*Provided records*.
+--

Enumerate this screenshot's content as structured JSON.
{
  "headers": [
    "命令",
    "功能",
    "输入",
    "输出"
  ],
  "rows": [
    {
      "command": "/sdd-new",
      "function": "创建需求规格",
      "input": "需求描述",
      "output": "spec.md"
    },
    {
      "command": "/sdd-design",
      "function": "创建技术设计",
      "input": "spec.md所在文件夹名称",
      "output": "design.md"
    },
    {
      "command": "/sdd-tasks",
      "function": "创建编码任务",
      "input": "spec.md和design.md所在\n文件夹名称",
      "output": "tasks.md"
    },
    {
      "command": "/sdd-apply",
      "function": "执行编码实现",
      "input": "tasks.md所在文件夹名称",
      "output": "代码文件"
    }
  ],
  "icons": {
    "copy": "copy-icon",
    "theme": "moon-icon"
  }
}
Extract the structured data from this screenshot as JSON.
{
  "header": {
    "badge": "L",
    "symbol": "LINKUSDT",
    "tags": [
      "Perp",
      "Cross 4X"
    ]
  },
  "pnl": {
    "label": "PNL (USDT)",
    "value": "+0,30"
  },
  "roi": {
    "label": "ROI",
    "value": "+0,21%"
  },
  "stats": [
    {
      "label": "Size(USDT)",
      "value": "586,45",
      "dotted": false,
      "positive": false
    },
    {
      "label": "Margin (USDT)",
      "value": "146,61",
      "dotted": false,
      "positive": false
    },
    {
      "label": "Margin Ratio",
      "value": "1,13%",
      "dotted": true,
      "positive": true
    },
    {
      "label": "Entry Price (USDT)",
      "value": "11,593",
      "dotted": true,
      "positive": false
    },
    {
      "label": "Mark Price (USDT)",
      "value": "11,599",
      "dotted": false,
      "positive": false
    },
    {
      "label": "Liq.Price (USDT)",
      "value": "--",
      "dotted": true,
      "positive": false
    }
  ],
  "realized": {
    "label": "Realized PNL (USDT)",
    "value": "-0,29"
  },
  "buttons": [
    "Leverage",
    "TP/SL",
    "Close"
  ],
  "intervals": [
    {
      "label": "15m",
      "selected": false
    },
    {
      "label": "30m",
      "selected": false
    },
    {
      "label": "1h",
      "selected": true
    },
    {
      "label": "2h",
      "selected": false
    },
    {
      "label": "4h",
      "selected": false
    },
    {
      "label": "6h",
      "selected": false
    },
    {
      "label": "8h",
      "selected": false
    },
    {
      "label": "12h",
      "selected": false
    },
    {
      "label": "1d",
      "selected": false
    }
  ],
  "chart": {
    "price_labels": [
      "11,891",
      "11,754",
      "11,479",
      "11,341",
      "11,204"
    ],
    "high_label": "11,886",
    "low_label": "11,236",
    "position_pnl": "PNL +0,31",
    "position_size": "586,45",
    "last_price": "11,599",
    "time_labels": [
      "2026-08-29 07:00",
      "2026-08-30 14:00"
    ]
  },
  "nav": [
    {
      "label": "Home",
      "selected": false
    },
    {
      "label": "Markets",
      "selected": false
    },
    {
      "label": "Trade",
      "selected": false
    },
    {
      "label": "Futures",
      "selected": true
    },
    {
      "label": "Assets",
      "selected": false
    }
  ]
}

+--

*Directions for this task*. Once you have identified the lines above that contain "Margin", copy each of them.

*Response*.
      "label": "Margin (USDT)",
      "label": "Margin Ratio",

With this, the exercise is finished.